If you're going to Russia for the first time, take this book. You won't find better. It's an up-to-date introduction to the pathos of a country utterly disoriented by the Soviet collapse. Andrew Meier, who lived in Moscow and travelled widely while working for Time magazine, is a sympathetic, Russian-speaking guide to late-night confessions, vodka binges and Moscow rebuilding programmes so unreal they are unholy. He listens to the parents of a soldier needlessly killed in Chechnya, to people who ended in the Gulag by mistake and to mafia types denying what they are. Occasionally, he meets someone who enjoins his fellow countrymen to face up to the Soviet past.
But the overwhelming comment on the totalitarian world which ended in December 1991 is that there wasn't much wrong with it. Why should we repent? For many, perhaps most, people over 50, their lives have been spoilt by the upheaval. Crime and poverty threaten them as never in the protected past; drugs menace their children. Even Moscow's former mayor admits to heading a mob city. Meier has a steel door on his flat. One floor down, armed heavies guard a banker 24/7.
Life is different in the provinces. Something of the old Party orderliness is visible in Siberia, where the children still perform folk dances. People like living inside the Arctic Circle in the mineral-rich city of Norilsk, built by Gulag labour. The harsh past has engendered such a sense of traditional community that, despite government bribery, older Noriltsy refuse to move. From the tears of its drunks to the sleaze of its rich, Russia remains a mystery - and a huge temptation for the interested foreigner to journey into emotional exotica.
You may want to weep reading the words of Viktor Chernomyrdin, Russian premier until 1998: "We wanted the best but it turned out as always." I found myself loathing the American bankers who pitched up in the early Nineties "for the buzz" and didn't realise that this passionately anti-Western and other-minded country was unlikely to fit their model of an emerging economy. If you harbour misgivings about President Putin's "controlled" dem- ocracy, think again. Anything else would be worse.
" Gore" is one word for the mess. It means grief. The only thing I didn't get from Meier's reportage was an answer to: why? Why is everyone so befuddled about truth? The campaigners for improved national memory of the Gulag also believe the Revolution was a Jewish conspiracy. The ex-prisoner with crimson hair disputes anyone's right to say what happened. The young man who befriends Meier on a boat confesses weepily that his mother worked for the KGB and Stasi, and he has lived a lie. He adds: "They were bad, weren't they?"
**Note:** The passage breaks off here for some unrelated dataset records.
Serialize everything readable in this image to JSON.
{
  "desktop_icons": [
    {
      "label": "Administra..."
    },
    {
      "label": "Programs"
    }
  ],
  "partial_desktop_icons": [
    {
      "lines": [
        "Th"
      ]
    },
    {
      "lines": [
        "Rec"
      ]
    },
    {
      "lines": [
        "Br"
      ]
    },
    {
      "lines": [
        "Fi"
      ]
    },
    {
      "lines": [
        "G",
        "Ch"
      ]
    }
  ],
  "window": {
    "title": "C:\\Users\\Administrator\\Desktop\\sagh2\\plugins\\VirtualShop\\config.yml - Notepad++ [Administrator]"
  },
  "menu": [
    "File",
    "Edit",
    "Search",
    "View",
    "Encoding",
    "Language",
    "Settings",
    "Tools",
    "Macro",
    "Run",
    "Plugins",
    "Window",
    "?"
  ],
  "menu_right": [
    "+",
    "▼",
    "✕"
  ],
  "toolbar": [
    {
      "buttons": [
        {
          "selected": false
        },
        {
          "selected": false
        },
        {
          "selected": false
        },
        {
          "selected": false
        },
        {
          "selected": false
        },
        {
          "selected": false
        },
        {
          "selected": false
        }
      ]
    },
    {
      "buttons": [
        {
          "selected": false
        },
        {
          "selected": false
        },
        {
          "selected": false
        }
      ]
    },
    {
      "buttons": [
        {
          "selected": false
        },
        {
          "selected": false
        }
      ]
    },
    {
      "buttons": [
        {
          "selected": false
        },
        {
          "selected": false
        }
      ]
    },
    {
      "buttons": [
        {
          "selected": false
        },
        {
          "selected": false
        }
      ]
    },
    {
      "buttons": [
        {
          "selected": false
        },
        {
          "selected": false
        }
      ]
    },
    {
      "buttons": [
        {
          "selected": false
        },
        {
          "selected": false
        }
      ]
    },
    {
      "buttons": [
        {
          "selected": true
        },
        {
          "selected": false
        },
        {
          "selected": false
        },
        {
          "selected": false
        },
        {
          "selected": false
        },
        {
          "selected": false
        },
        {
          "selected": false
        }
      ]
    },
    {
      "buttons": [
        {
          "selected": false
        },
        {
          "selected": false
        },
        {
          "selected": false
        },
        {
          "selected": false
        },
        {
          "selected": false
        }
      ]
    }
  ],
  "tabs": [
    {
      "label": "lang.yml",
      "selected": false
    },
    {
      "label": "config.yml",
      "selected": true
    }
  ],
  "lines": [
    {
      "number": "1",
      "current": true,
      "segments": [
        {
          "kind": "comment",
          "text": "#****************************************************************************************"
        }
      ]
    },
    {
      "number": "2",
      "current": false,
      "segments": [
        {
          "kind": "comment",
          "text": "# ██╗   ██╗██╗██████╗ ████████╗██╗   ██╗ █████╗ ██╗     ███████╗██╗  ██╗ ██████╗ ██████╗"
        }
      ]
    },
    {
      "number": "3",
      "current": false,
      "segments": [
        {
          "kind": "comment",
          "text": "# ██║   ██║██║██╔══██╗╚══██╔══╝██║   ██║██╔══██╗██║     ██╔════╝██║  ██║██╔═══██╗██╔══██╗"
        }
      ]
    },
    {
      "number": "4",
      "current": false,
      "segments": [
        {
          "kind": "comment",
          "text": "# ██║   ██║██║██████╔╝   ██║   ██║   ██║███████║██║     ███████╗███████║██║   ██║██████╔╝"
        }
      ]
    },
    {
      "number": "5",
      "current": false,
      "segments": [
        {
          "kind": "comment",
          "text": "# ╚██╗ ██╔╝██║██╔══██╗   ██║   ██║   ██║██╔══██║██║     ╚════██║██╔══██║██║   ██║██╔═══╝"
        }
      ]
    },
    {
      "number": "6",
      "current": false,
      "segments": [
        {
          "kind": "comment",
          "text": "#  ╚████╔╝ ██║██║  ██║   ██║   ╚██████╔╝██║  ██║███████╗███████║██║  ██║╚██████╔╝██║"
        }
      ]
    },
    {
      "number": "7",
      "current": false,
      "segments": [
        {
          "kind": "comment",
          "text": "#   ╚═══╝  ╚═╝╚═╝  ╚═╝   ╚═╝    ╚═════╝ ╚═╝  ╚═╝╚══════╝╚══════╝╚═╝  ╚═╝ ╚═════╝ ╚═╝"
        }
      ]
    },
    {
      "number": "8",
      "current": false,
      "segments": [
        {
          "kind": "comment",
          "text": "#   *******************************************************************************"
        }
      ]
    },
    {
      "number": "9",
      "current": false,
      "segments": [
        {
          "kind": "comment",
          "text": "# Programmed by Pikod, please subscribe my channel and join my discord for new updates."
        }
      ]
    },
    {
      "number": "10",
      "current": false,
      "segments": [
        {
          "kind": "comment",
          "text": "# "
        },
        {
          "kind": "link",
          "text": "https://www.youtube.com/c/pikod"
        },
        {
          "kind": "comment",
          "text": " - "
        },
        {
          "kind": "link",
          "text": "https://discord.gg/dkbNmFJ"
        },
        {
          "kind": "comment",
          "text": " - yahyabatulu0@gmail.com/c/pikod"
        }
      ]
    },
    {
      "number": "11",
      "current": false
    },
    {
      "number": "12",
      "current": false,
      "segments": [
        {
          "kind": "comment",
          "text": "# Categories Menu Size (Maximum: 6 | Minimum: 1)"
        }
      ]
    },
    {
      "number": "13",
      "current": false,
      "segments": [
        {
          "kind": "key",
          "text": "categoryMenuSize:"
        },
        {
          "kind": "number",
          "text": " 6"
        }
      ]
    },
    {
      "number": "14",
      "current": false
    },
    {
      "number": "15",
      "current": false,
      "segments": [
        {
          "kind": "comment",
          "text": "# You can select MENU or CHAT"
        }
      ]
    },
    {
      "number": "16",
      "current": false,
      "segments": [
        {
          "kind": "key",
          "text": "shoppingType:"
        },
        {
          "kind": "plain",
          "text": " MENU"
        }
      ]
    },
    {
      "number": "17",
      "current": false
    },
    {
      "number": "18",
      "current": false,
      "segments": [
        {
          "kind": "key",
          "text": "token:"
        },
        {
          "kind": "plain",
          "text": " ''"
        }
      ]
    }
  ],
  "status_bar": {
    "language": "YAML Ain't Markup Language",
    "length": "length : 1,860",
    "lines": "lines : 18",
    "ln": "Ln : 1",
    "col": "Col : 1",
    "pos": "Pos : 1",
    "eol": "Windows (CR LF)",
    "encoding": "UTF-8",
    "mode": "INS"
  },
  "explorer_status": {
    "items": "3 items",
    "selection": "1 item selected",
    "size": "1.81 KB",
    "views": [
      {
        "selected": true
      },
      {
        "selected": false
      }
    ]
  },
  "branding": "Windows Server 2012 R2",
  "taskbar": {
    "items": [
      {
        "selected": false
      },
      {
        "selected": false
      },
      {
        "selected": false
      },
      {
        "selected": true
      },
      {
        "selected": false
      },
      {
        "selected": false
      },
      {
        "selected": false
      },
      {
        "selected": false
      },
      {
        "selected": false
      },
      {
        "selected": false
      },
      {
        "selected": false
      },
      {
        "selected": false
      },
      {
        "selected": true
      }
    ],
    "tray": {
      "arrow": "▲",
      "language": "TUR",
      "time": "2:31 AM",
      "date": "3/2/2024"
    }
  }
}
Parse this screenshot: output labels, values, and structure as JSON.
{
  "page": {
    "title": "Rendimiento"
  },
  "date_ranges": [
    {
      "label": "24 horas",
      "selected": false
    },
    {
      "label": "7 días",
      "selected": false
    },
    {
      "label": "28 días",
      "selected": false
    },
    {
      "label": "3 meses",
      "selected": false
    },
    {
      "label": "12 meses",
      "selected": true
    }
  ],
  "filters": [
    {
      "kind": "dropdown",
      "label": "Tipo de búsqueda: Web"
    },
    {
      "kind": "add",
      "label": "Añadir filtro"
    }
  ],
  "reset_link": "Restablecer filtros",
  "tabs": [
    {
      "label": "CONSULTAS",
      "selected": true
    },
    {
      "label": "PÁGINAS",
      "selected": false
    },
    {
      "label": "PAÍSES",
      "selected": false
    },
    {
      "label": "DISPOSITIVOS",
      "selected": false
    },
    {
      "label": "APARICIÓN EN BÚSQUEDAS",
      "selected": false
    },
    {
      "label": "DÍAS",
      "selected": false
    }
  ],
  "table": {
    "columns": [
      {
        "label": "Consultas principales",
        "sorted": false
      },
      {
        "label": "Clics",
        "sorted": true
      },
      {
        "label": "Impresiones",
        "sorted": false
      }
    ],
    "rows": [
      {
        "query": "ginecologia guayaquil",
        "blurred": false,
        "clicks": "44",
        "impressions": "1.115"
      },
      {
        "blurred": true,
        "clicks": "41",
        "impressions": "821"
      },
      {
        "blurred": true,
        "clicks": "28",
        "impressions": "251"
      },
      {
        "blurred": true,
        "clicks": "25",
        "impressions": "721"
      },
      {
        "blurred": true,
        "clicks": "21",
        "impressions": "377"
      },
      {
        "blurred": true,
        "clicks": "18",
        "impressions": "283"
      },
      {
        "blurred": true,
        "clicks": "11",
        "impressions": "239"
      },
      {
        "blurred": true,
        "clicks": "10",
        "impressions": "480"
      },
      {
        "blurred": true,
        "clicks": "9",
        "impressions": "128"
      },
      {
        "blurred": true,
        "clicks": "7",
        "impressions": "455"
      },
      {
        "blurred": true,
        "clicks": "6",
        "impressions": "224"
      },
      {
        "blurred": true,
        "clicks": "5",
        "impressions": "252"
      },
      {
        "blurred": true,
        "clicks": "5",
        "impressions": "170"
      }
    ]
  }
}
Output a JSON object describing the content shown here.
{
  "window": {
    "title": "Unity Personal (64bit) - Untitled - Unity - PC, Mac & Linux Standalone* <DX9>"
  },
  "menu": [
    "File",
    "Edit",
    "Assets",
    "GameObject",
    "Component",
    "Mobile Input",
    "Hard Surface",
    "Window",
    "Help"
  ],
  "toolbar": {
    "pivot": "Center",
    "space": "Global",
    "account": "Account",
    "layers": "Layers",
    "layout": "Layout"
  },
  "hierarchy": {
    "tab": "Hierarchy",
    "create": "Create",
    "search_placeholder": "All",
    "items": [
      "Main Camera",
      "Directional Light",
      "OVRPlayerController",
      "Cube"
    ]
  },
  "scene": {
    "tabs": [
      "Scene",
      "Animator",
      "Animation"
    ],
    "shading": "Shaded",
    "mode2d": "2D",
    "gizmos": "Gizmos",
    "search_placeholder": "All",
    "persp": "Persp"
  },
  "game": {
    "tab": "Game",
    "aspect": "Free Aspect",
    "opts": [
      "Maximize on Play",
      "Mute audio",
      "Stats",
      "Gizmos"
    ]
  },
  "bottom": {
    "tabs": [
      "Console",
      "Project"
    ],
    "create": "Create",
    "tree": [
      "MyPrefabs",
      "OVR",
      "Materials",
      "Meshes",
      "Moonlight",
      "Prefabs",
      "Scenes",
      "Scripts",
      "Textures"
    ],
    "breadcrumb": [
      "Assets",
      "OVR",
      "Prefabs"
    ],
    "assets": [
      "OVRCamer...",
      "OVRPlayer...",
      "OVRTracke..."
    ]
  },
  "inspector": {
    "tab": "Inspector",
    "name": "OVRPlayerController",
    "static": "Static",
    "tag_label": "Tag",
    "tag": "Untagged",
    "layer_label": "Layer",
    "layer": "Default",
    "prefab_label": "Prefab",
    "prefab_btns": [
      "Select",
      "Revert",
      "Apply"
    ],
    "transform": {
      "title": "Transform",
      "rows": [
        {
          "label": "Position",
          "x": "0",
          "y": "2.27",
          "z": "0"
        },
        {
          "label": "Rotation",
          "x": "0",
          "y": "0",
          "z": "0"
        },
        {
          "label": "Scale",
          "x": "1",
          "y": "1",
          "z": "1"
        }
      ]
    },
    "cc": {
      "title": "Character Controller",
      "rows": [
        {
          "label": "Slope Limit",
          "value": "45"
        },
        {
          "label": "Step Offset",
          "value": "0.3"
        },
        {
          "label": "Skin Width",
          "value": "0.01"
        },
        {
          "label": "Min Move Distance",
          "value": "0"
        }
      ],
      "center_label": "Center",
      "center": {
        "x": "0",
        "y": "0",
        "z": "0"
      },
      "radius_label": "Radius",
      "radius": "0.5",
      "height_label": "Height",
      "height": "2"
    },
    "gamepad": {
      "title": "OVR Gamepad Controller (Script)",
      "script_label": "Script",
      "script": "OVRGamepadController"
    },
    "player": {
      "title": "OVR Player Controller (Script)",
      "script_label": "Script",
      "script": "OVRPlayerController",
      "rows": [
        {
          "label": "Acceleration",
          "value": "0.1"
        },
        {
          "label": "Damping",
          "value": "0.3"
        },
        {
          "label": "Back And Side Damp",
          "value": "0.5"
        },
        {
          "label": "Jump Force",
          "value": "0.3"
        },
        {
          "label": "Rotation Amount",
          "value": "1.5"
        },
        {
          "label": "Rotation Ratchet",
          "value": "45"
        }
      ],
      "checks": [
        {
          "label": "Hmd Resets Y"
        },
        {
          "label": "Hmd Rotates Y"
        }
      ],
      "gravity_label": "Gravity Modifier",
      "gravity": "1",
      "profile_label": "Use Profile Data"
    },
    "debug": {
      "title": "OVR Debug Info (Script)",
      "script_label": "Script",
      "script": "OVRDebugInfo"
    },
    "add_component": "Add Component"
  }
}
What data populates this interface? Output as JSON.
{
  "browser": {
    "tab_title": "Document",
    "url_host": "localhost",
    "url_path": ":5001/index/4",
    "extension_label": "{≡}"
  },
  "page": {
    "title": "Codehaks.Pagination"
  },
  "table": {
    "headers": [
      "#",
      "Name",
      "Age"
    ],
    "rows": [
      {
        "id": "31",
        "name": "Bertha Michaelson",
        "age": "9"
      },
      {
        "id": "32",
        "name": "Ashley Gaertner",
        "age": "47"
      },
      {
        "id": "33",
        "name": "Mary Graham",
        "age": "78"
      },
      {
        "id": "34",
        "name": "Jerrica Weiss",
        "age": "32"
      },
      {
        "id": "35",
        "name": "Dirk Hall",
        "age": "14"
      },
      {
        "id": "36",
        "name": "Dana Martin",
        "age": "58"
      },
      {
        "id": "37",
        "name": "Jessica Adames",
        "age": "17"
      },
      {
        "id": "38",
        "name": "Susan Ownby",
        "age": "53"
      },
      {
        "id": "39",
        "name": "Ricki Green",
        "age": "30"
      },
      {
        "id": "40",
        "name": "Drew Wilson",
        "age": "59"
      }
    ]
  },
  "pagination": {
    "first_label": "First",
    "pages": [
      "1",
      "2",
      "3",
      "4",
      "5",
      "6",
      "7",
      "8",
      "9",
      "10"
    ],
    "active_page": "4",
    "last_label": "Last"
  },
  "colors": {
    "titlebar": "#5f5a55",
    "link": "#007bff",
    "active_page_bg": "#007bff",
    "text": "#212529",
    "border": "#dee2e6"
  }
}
Communism wasn't just an economic system. It was the basis on which Russians evaluated the world. Knowledge itself has deserted them. What remains is to need each other. Meier shows that this is still Dostoevsky's world. The need to confess, curse, adore - the bottomless pit of emotion - takes the place of anything objectively certain. To substitute the one for the other is an old Russian habit. But still, why?
Lesley Chamberlain's 'Motherland: a philosophical history of Russia' will appear from Atlantic in July